A battle is shaping up over the Dodd plan, however, and this may bring more of the dubious reasoning of Washington to public attention. Perhaps more anger will be stoked, which will be a good thing. But there is now little chance a single bill will be passed soon. The Obama administration and Dodd are at odds. Will Dodd back down quickly or fight it out? The bill is to be marked down in December, according to the latest estimate.
What is most striking in the whole discussion is how little serious analysis is taking place on all sides of the regulatory-proposals arguments. For years, we have been told, for example, that big banks are more efficient than smaller ones and will keep the cost of loans down. I say prove it to me with some serious analysis. I am inclined to like a financial transactions tax, but I’d like to see analysis about how high a tax is necessary to reduce destabilizing speculation.
The American people probably assume an educated and well-staffed set of lawmakers have worked up support for their contentions. There is less there than they realize. If and when they find out, it will be just another reason to be angry.

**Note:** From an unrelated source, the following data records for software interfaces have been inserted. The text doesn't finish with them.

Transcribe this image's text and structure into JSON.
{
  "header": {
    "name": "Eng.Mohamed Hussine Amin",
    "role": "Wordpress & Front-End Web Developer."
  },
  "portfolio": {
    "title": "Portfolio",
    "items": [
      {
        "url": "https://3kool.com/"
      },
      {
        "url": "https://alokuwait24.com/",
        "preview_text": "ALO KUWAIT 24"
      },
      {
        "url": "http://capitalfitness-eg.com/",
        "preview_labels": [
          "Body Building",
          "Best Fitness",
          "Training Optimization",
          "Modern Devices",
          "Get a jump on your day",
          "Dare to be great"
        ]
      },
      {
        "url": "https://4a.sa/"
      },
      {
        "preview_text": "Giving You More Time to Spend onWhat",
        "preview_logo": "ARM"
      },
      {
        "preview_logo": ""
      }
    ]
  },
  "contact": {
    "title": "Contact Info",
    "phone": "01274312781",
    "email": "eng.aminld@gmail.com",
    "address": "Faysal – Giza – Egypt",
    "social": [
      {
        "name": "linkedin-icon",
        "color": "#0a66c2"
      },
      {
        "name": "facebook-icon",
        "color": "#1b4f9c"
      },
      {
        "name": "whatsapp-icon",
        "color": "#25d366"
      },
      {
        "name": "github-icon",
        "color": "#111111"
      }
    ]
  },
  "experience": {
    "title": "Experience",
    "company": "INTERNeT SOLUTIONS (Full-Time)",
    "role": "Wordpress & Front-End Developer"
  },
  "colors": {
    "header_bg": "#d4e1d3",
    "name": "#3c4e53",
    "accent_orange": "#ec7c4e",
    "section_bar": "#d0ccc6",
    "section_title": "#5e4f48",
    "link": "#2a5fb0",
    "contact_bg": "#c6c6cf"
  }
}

Jeff Madrick is a contributor to The New York Review of Books and a former economics columnist for the New York Times. He is editor of Challenge magazine, visiting professor of humanities at Cooper Union, and senior fellow at the New School's Schwartz Center for Economic Policy Analysis. He is the author of Taking America, The End of Affluence (Random House) and The Case for Big Government.